The Results of Xi Jinping’s Visit to Saudi Arabia
Chinese President Xi Jinping’s visit to Saudi Arabia in early December received widespread acclaim and highly positive publicity in numerous countries around the world. First and foremost, it was a successful state reception in Riyadh, the likes of which have not been organized for any statesman from the West, not to mention the hostile meeting with US President Joe Biden that took place this summer. This fact quite clearly showed an evident shift in regional alliances, which indicates a new alignment of forces in the new multipolar world. As a result of this visit, an unprecedented number of contracts, agreements and treaties in civilian areas were signed, which sharply distinguishes this trip from, for example, Donald Trump’s visit, when many contracts were also signed, but all of them were only in the military field and were aimed at pumping out huge sums from the budget of Saudi Arabia and creating military hysteria in the region.
The Chinese leader held a series of summits with Saudi partners, the six-member Gulf Cooperation Council (GCC) and leaders of nearly every Arab country, including many that have been close US allies for decades. Against the backdrop of these alliances, which are now in the past, the Chinese president established new friendly ties with his Arab counterparts, which could later play a cruel joke on the so-called “American influence” in the Persian Gulf.
Hossein Askari, professor emeritus of business and international affairs at George Washington University, sees Xi Jinping’s “high-profile visit” to Saudi Arabia as an attempt to “reduce the power and presence of the United States in the Persian Gulf” by capitalizing on the “uneasy relationship” between the US and Saudi Arabia. In an interview with Tehran Times, Askari noted that China’s presence in the Persian Gulf at the same time “makes it difficult for the United States to turn to the Pacific.”
Speaking at the beginning of the China-GCC summit, the Chinese leader said bluntly and clearly: “China will continue to resolutely help GCC countries maintain their own security… and build a collective security system for the (Persian) Gulf.” He was also quoted as saying: “China will continue to import a large amount of oil from the Gulf countries on an ongoing basis.”
The joint statement adopted at the end of the Arab-Chinese summit expressed support for China’s position on Taiwan and the rejection of Taiwan’s independence. The Chinese leader expressed his gratitude for the “important efforts” made to care for minorities from both the Arab and Chinese sides.
In general, the visit of the Chinese President and his high-level meetings with the leaders of Saudi Arabia, the Gulf countries and the Arab states directly proved that China is committed to strengthening its presence and expanding its role in the Middle East and the Gulf regions. Last year, China signed an ambitious and long-term strategic agreement with Iran without getting into a direct confrontation with the US. On the Arab side, the leaders of the Gulf states and the Arab states expressed their political will to promote all-round cooperation with China, while maintaining some of their alliance with the US and not questioning the “partnership” that binds others to Washington. However, they no doubt understand that this can be a difficult balancing act, and most likely it will be revised in the near future, and not in favor of Washington.
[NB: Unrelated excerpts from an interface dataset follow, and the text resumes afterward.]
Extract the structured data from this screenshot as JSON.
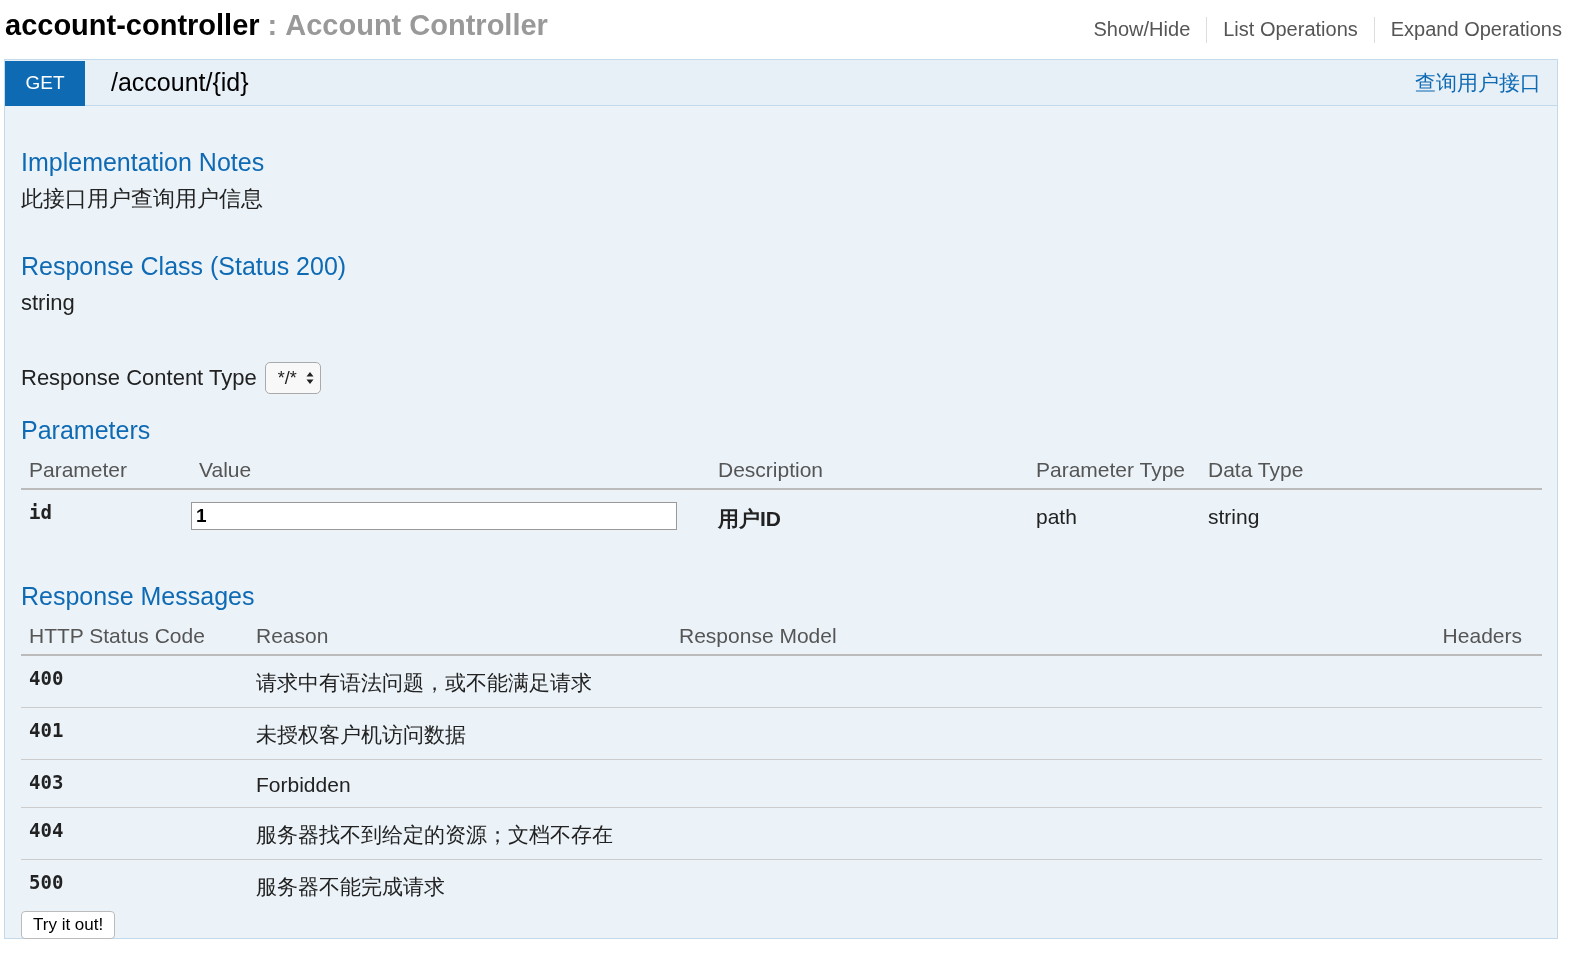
{
  "header": {
    "title": "account-controller",
    "separator": ":",
    "subtitle": "Account Controller",
    "links": [
      "Show/Hide",
      "List Operations",
      "Expand Operations"
    ]
  },
  "operation": {
    "method": "GET",
    "path": "/account/{id}",
    "summary": "查询用户接口",
    "implementation_notes": {
      "heading": "Implementation Notes",
      "text": "此接口用户查询用户信息"
    },
    "response_class": {
      "heading": "Response Class (Status 200)",
      "text": "string"
    },
    "content_type": {
      "label": "Response Content Type",
      "value": "*/*"
    },
    "parameters": {
      "heading": "Parameters",
      "columns": [
        "Parameter",
        "Value",
        "Description",
        "Parameter Type",
        "Data Type"
      ],
      "rows": [
        {
          "name": "id",
          "value": "1",
          "description": "用户ID",
          "parameter_type": "path",
          "data_type": "string"
        }
      ]
    },
    "response_messages": {
      "heading": "Response Messages",
      "columns": [
        "HTTP Status Code",
        "Reason",
        "Response Model",
        "Headers"
      ],
      "rows": [
        {
          "code": "400",
          "reason": "请求中有语法问题，或不能满足请求"
        },
        {
          "code": "401",
          "reason": "未授权客户机访问数据"
        },
        {
          "code": "403",
          "reason": "Forbidden"
        },
        {
          "code": "404",
          "reason": "服务器找不到给定的资源；文档不存在"
        },
        {
          "code": "500",
          "reason": "服务器不能完成请求"
        }
      ]
    },
    "button": "Try it out!"
  }
}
A spokesman for the US State Department commented on the Chinese President’s visit to Saudi Arabia, stressing that the US “remains deeply committed to security in the Middle East and the Gulf region.” He added that “America’s comparative advantage in this is our ability to build coalitions, our partnerships and our ability to integrate defense structures. All of these things are unmatched.“ Roughly referring to fighting terrorism, protecting freedom of navigation and countering threats in the region, the spokesman also said that “there is simply no comparison to the value the United States can provide.” The US message of containment, though diplomatically articulated, regarding the limits of wider Arab-Chinese cooperation will reverberate throughout the Middle East and the Gulf region. But what will be the limits of Washington’s influence on the GCC, apparently, will be clear in the near future, and it is unlikely that the United States will be able to maintain its former overwhelming influence in this region.
The summit in Riyadh formulated a common vision of a strategic partnership between the Arab countries of the Persian Gulf and China. But it should not be seen as negatively affecting the GCC’s relations with regional allies, its close partnerships with the US and the UK, or its prospective strategic cooperation with the EU. In search of regional and global security, stability and prosperity, the GCC states individually and collectively will take advantage of all relationships to achieve these goals. And the partnership with China is an important building block along the way.
In any case, whatever the outcome of the Chinese leader’s visit to Saudi Arabia and his meetings with representatives of many Arab countries, it should be clearly stated that the unipolar world with US hegemony is becoming a thing of the past. It is being replaced by a new era with a multipolar world, with the interested participation of all countries of the world, not just the nations of the West. And one should agree with the opinion of Russian President Vladimir Putin that new times bring new trends and changes, including the restructuring of all international relations taking into account the arrival of a multipolar world to replace the obsolete unipolar one.